You might not have ever heard about the Devil’s Punchbowl concentration camp in Mississippi, because it was so horrific that it has almost been erased from history.
The phrase concentration camp is normally synonymous with the Nazi programs in the second world war, but shortly after the Civil War there choice places in the U.S where similar camps appeared.
The Devil’s Punchbowl was so evil because it ensnared 20,000 freed slaves who nearly made it to the life of freedom they so deserved.
Slaves who were once trapped in the Southern plantations where they were lucky not to have worked to death were freed, and they should have had long happy lives in freedom to look forward to.
Instead they were captured once again, at the concentration camp in Natchez, Mississippi.
Paula Westbrook, a historian who has studied the Devil’s Punchbowl extensively describes the scenes.
“When the slaves were released from the plantations during the occupation they overran Natchez. And the population went from about 10,000 to 120,000 overnight.”
Unable to deal with the population swell, the authorities decided to take the matter into their own hands, in the worst way possible – the slave camp was built to confine the men once more.
Don Estes, former director of the Natchez City Cemetery said:
“So they decided to build an encampment for ’em at Devil’s Punchbowl which they walled off and wouldn’t let ’em out,”
For men who were so used to being entrapped for their whole lives, their new ‘home’ might not have even appeared that strange.
The punchbowl gets its name from the cavernous shaped area, a huge dint naturally formed in the ground, walled on all sides by high trees, even the nature of the terrain seemed to work in collusion with the evil doers.
Westbrook describes the awful conditions the men were forced to live in.
“The Union Army did not allow them to remove the bodies from the camp,”
“They just gave ’em shovels and said bury ’em where they drop.”
“Disease broke out among ’em, smallpox being the main one,”
“And thousands and thousands died.
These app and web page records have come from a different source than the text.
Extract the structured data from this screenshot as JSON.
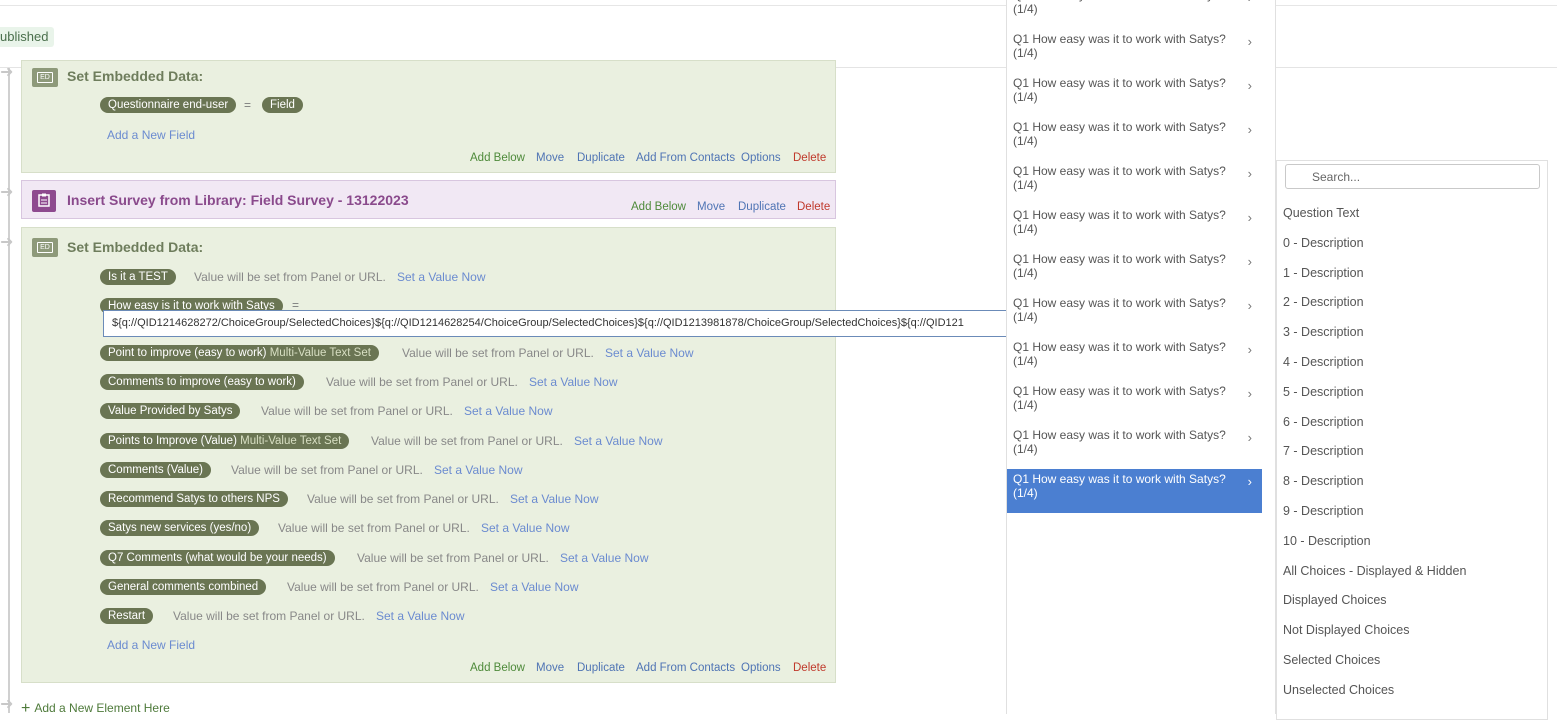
{
  "header": {
    "status": "ublished"
  },
  "block1": {
    "title": "Set Embedded Data:",
    "field_name": "Questionnaire end-user",
    "equals": "=",
    "field_value": "Field",
    "add_field": "Add a New Field",
    "actions": [
      "Add Below",
      "Move",
      "Duplicate",
      "Add From Contacts",
      "Options",
      "Delete"
    ]
  },
  "block2": {
    "title": "Insert Survey from Library: Field Survey - 13122023",
    "actions": [
      "Add Below",
      "Move",
      "Duplicate",
      "Delete"
    ]
  },
  "block3": {
    "title": "Set Embedded Data:",
    "equals": "=",
    "note": "Value will be set from Panel or URL.",
    "set_value": "Set a Value Now",
    "rows": [
      {
        "name": "Is it a TEST",
        "mv": ""
      },
      {
        "name": "How easy is it to work with Satys",
        "mv": ""
      },
      {
        "name": "Point to improve (easy to work)",
        "mv": "Multi-Value Text Set"
      },
      {
        "name": "Comments to improve (easy to work)",
        "mv": ""
      },
      {
        "name": "Value Provided by Satys",
        "mv": ""
      },
      {
        "name": "Points to Improve (Value)",
        "mv": "Multi-Value Text Set"
      },
      {
        "name": "Comments (Value)",
        "mv": ""
      },
      {
        "name": "Recommend Satys to others NPS",
        "mv": ""
      },
      {
        "name": "Satys new services (yes/no)",
        "mv": ""
      },
      {
        "name": "Q7 Comments (what would be your needs)",
        "mv": ""
      },
      {
        "name": "General comments combined",
        "mv": ""
      },
      {
        "name": "Restart",
        "mv": ""
      }
    ],
    "add_field": "Add a New Field",
    "actions": [
      "Add Below",
      "Move",
      "Duplicate",
      "Add From Contacts",
      "Options",
      "Delete"
    ]
  },
  "value_input": "${q://QID1214628272/ChoiceGroup/SelectedChoices}${q://QID1214628254/ChoiceGroup/SelectedChoices}${q://QID1213981878/ChoiceGroup/SelectedChoices}${q://QID121",
  "add_element": "Add a New Element Here",
  "question_menu": {
    "item_line1": "Q1 How easy was it to work with Satys?",
    "item_line2": "(1/4)",
    "count": 12,
    "active_index": 11
  },
  "piped_menu": {
    "search_placeholder": "Search...",
    "items": [
      "Question Text",
      "0 - Description",
      "1 - Description",
      "2 - Description",
      "3 - Description",
      "4 - Description",
      "5 - Description",
      "6 - Description",
      "7 - Description",
      "8 - Description",
      "9 - Description",
      "10 - Description",
      "All Choices - Displayed & Hidden",
      "Displayed Choices",
      "Not Displayed Choices",
      "Selected Choices",
      "Unselected Choices"
    ]
  },
  "colors": {
    "accent": "#4b7fd1",
    "pill": "#6a7553",
    "block_bg": "#eaf0e0",
    "library_bg": "#f1e8f4"
  }
}
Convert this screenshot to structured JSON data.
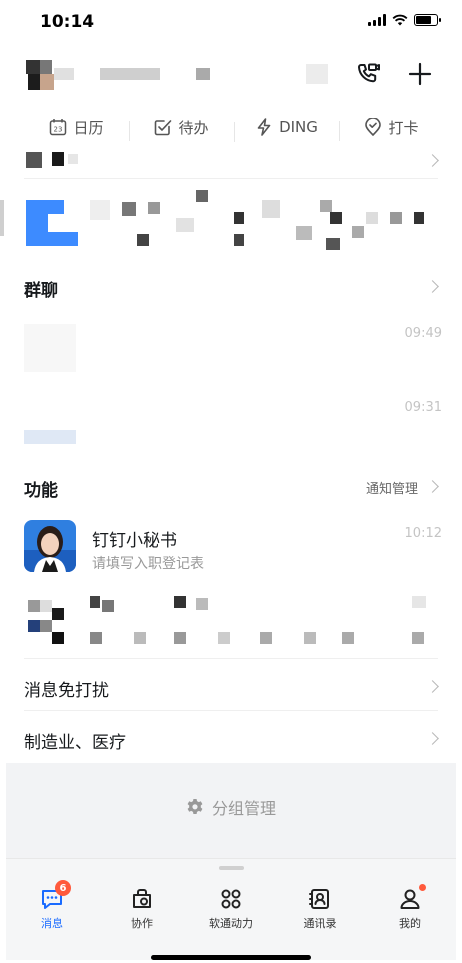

They were begging to get out.
‘Turn me loose and I’ll go home back to the plantation! Anywhere but there.’”
The area now is a lush green pasture, which secretly hides the atrocities that once occurred there, buried deep in the confines of history.